*SUPPLIED DATA*:
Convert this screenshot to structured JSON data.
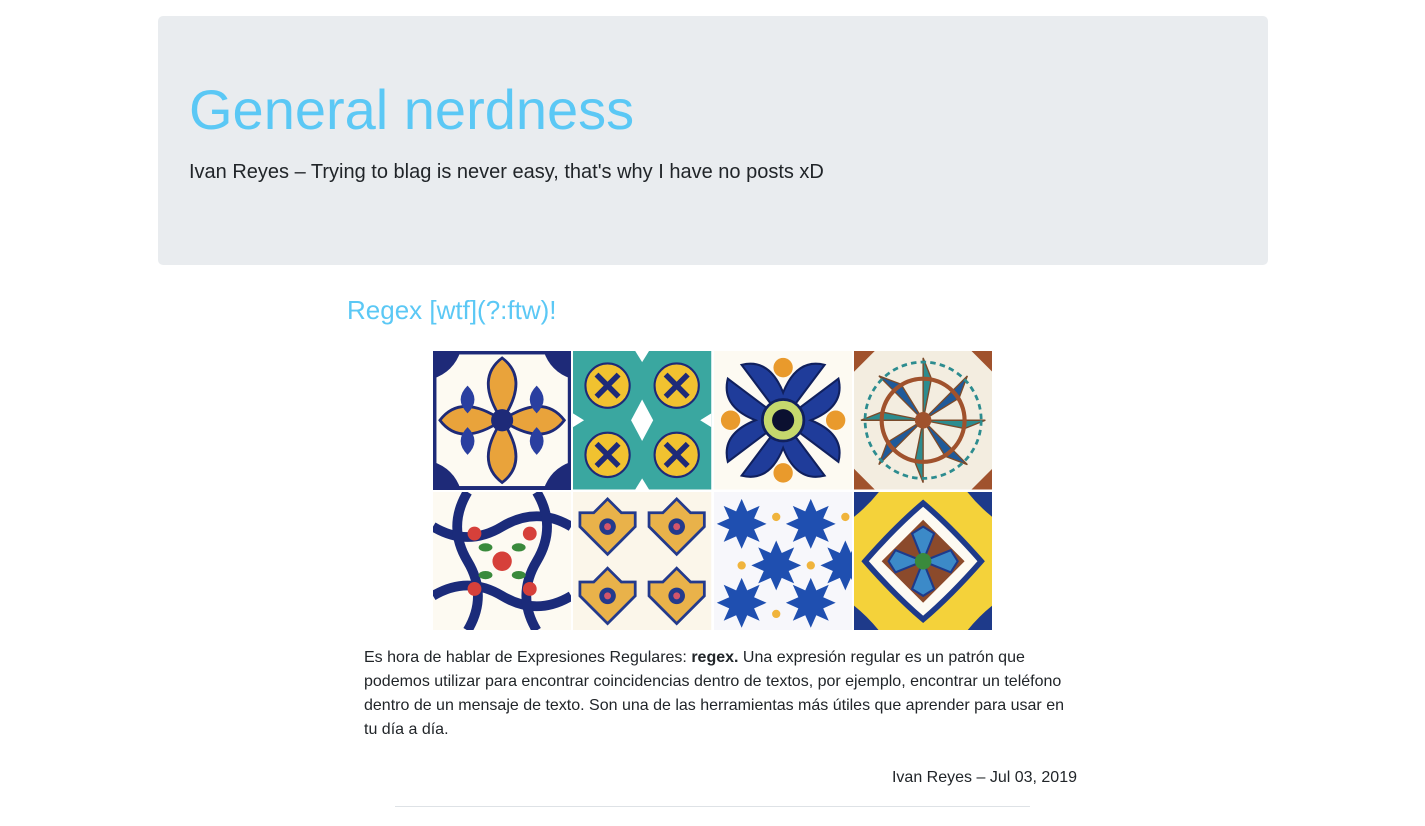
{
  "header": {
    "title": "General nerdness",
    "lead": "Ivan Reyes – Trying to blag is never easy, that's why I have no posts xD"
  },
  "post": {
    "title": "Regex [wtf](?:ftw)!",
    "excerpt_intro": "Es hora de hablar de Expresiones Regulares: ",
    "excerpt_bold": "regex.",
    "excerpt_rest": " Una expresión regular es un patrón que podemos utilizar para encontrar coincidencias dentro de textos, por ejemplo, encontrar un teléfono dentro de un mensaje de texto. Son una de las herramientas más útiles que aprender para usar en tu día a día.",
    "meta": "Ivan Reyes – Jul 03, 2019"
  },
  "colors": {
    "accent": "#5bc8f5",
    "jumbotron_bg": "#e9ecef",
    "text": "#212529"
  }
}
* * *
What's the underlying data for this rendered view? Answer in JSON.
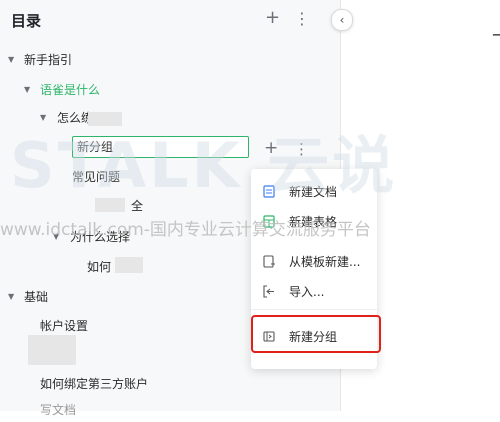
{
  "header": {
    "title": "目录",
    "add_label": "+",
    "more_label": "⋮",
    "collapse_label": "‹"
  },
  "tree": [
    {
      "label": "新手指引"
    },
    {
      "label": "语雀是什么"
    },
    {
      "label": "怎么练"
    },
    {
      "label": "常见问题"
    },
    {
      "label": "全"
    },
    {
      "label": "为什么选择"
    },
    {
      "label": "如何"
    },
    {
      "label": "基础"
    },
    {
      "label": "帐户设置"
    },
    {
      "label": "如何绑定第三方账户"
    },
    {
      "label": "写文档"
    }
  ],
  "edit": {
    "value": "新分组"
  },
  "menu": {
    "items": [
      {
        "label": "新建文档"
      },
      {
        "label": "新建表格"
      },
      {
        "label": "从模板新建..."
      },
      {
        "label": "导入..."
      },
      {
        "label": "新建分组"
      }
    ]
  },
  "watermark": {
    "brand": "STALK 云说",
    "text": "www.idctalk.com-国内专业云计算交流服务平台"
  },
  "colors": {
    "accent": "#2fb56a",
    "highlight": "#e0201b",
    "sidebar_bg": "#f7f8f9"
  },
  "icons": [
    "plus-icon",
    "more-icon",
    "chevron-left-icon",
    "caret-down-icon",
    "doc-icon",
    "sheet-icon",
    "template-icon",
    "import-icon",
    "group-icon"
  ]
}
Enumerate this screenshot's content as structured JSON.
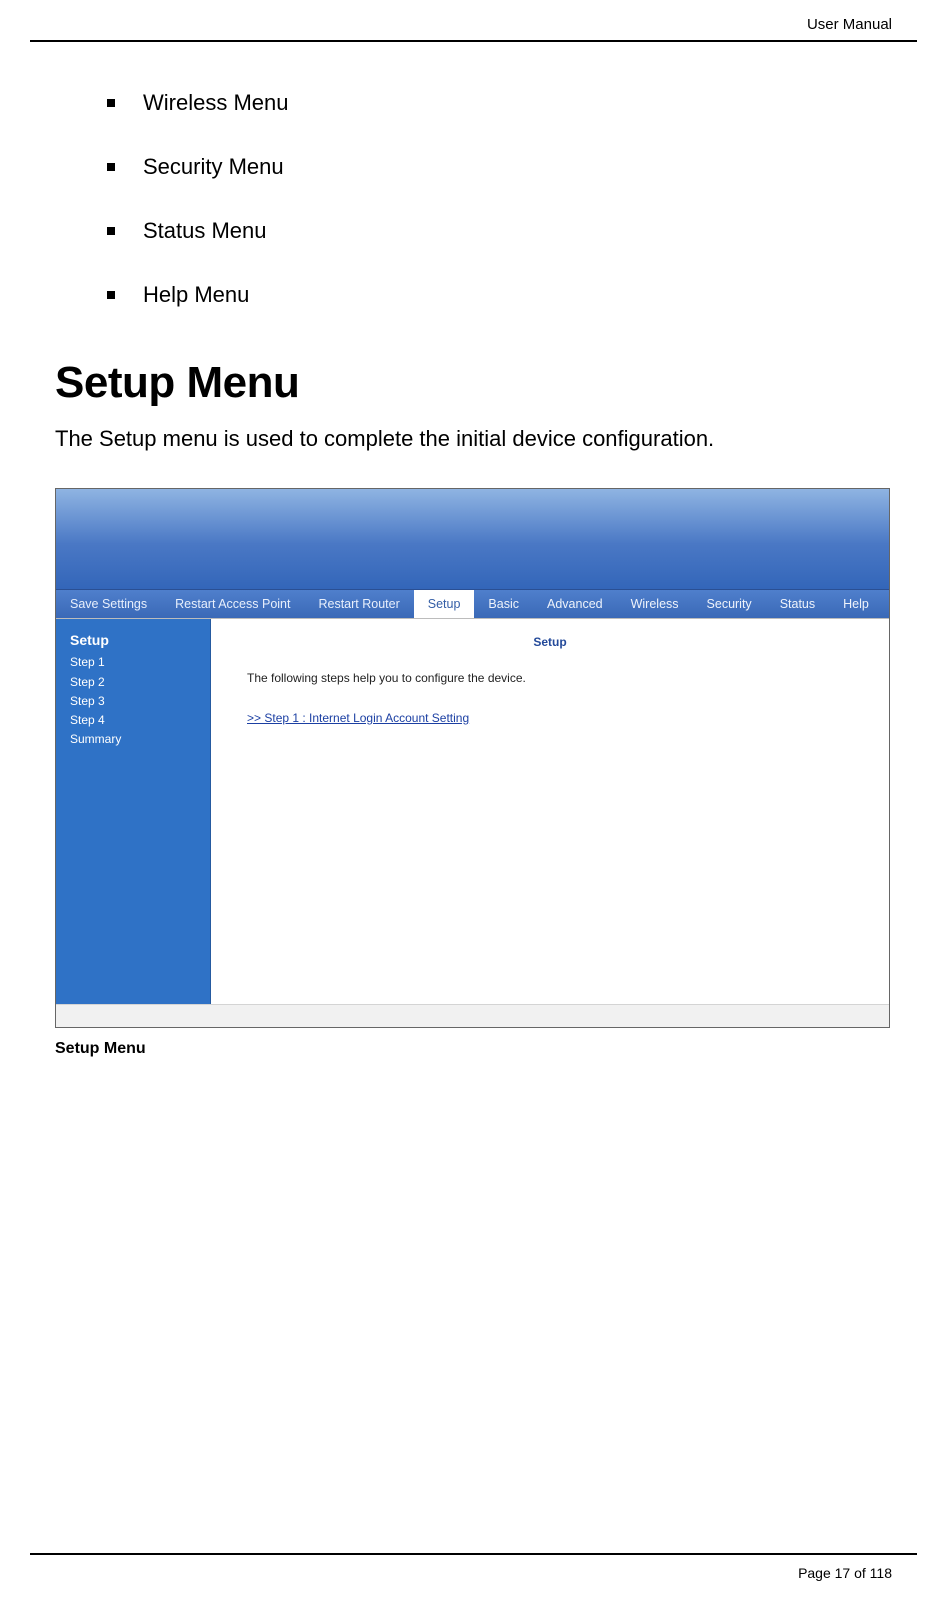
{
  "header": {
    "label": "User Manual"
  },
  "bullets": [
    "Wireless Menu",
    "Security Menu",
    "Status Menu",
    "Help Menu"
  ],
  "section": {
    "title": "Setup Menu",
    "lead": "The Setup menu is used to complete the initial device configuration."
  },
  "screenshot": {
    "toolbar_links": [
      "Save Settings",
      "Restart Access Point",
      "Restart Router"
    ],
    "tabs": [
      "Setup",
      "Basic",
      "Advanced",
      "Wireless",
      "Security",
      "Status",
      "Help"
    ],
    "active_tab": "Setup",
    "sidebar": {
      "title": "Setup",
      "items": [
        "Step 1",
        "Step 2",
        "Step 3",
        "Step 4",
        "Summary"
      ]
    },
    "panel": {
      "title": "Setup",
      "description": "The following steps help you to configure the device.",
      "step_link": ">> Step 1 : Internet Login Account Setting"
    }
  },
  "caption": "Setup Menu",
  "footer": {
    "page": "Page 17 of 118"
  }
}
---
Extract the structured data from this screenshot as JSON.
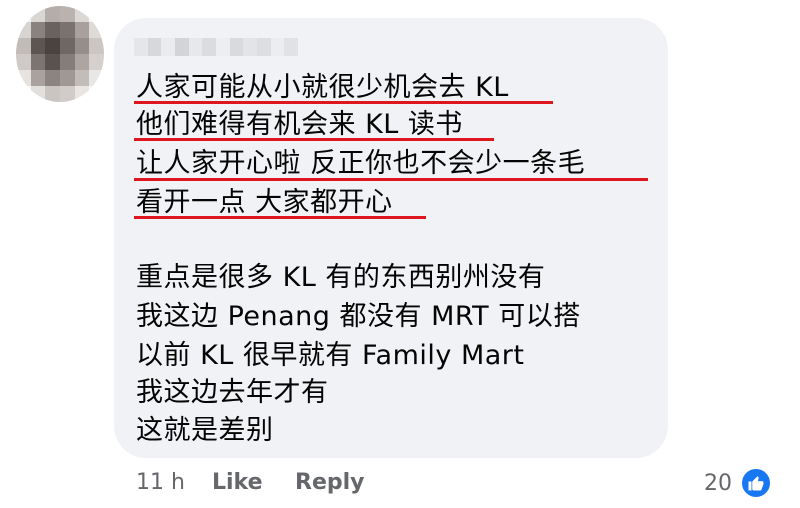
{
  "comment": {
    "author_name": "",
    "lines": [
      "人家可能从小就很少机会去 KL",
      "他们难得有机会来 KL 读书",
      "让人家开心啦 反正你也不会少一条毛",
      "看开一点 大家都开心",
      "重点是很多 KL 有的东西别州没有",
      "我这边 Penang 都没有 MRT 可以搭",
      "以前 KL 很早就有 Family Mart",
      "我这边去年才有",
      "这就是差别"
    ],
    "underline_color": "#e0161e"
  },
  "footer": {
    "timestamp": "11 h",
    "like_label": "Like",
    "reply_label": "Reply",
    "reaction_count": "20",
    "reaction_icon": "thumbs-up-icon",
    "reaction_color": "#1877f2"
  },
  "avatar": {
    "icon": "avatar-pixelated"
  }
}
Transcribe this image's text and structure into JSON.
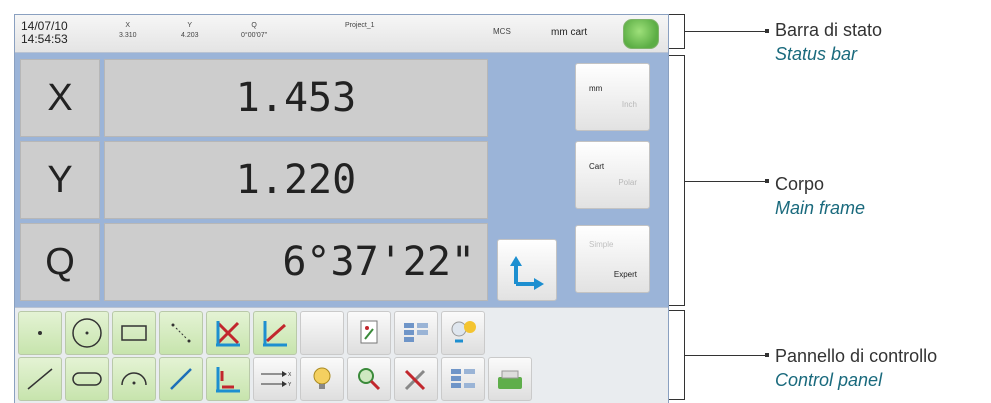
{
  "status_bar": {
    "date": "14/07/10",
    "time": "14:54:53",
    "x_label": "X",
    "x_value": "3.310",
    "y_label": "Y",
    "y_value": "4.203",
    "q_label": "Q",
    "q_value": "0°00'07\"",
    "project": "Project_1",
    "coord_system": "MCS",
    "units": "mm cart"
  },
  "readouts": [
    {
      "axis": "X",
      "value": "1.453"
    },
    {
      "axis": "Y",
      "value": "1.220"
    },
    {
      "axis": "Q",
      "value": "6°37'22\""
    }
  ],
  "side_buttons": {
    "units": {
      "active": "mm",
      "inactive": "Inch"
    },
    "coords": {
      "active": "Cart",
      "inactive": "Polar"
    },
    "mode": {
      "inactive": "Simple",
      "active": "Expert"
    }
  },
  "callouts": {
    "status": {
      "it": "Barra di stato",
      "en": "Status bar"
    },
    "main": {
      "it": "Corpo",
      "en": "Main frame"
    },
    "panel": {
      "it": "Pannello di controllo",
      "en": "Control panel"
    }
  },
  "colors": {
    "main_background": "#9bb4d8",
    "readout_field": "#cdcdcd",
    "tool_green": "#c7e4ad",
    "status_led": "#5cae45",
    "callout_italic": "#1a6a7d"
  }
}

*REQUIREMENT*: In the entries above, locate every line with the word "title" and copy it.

*EXERCISE ANSWER*:
    "title": "General nerdness",
    "title": "Regex [wtf](?:ftw)!",
    "title": "目录",
    "title": "Setup Menu",
      "title": "Setup",
      "title": "Setup",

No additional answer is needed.